If you fail to register, carriers may filter your messages (even if they are "legitimate" marketing), causing delivery delays or failures. Carriers may also deliver the messages but impose penalties in the form of higher delivery fees. These may be as little as a tenth of a cent higher per message, but that will soon mount up for large campaigns.
T-Mobile has discussed going a step further and suggested an outright fine of $10 per recipient for unauthorized messages. It remains to be seen if it will follow through on that threat.
Special Rules For Political Messaging
The good news is that political 10DLC messaging may qualify for special treatment. The precise effects vary between carriers, but the principle is that some types of messaging fall into a "Special Use Cases" category. Such messages can have a higher throughput (more messages per second) than business messaging, attract lower carrier fees, or both.
The precise implementation of these rules is still a little unclear, but in principle:
501(c)(4), 501(c)(5) and 501(c)(6) organizations can already register political messaging campaigns under the "Political" Special User Case.
527 organizations will soon qualify, though they'll need to register with an organization called Campaign Verify and get a special token (code) to use when setting up A2P DLC messaging.
The Bottom Line
A2P 10DLC comes with a fair bit of bureaucracy, but that's nothing to fear if your marketing campaigns are legitimate and not spam-like. The extra administration is well worth it to get the benefits of more reliable delivery and the prestige of messages coming from a full-length phone number.
Even better, specialist service providers can take care of much of the extra administration for you, helping you carry out affordable, effective messaging campaigns.
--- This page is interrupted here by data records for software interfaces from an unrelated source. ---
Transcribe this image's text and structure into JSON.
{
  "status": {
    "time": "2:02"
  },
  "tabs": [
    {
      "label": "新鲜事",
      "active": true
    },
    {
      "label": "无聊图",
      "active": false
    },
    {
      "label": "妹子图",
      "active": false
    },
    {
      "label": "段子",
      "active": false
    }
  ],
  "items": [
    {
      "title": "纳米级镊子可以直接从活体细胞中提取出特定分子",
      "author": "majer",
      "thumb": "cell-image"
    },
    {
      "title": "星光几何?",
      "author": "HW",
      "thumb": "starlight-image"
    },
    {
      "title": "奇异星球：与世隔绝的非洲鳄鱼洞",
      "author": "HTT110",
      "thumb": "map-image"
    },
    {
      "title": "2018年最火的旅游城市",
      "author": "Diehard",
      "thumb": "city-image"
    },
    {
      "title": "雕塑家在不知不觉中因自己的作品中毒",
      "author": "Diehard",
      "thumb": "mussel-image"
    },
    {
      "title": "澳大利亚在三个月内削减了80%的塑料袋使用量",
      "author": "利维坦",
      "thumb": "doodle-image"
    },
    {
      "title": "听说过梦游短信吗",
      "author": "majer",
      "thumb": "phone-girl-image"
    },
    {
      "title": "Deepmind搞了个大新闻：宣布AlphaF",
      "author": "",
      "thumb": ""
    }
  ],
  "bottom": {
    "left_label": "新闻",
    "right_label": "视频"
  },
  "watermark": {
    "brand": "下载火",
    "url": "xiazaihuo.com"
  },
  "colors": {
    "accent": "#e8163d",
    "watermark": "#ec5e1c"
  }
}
Signup with RoboCent today to try our Self-Service Texting Platform and know that we have your 10DLC requirements taken care of!